Africa Data Centres (ADC), the leading data centre provider across Africa, has declared the commencement of construction on its newest data centre in Accra, Ghana, which is expected to become the largest facility in West Africa, outside of Nigeria.
The announcement follows ADC’s acquisition of land in Accra’s Central Business District, where the company will develop a data centre designed for an initial capacity of 10MW, with room to expand up to 30MW. The project, positioned within the Ghana Trade Fair Redevelopment Project in La Dade Kotopon Municipal District, is partially funded by the United States government’s International Development Finance Corporation (DFC).
The first phase of the project is expected to complete within a year, aligning with the company’s previously announced plans for a data centre in Ghana. Details about the size of the plot and acquisition cost remain undisclosed.
Previously a vast fairground established in the 1960s, the Ghana Trade Fair Centre site spans over 125 acres. In 2019, an agreement was signed between the Ghana Trade Fair Company and Stellar Holding Pte to develop a new commercial park on the site.
Tesh Durvasula, CEO of Africa Data Centres, emphasised the significance of the new data centre for the company’s larger objectives. “Our new data centre in Ghana is a considerable step towards Africa Data Centres’ goal of narrowing the digital divide in the West Africa region,” said Durvasula.
He explained that ADC specialises in hyperscale data centres, highly sought after by major US tech companies, multinational corporations, banks, and local enterprises. These centres are sustainably supported by independent solar and battery storage power, thus aligning digital advancement with environmental conscientiousness.
The Accra data centre is part of ADC’s ambitious expansion strategy, which encompasses 10 markets across Africa, including South Africa, Zambia, Kenya, Rwanda, Egypt, Morocco, Senegal, Ivory Coast, and Angola.
Scott Nathan, CEO of the US International Development Finance Corporation (DFC), lauded the ADC’s initiative, stating that DFC’s support towards the project aligns with President Biden’s commitment to mobilising private capital for quality global infrastructure investments that enhance living standards.
ADC’s expansion blueprint includes ongoing developments in Nairobi, Kenya; Lagos, Nigeria; Lomé, Togo; and Johannesburg, South Africa. Furthermore, ADC recently announced plans for its inaugural data centre in Kigali, Rwanda.
Group CEO for Liquid Intelligent Technologies, Hardy Pemhiwa, underlined the synergies between ADC and Liquid’s largest cross-border fibre network in Africa. “Our data centre footprint expansion complements this, enabling faster digital transformation on the continent,” he stated.
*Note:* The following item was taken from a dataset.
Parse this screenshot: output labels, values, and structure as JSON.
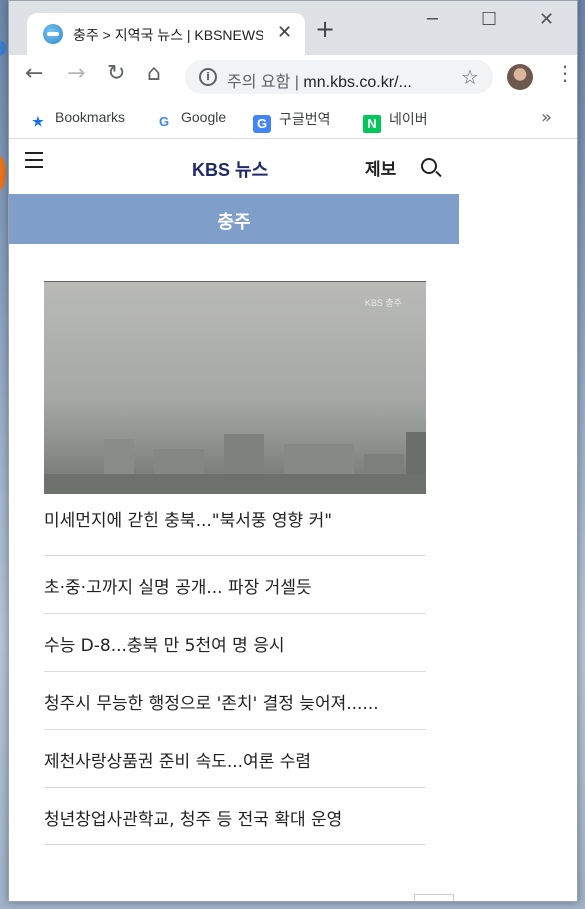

ADC’s venture joins other players in Accra’s data centre landscape, including PAIX Data Centres, Equinix-owned MaineOne, and Onix Data Centres. Additionally, logistics real estate firm Agility announced plans for a 30MW facility – expandable to 150MW – in Accra’s Tema area.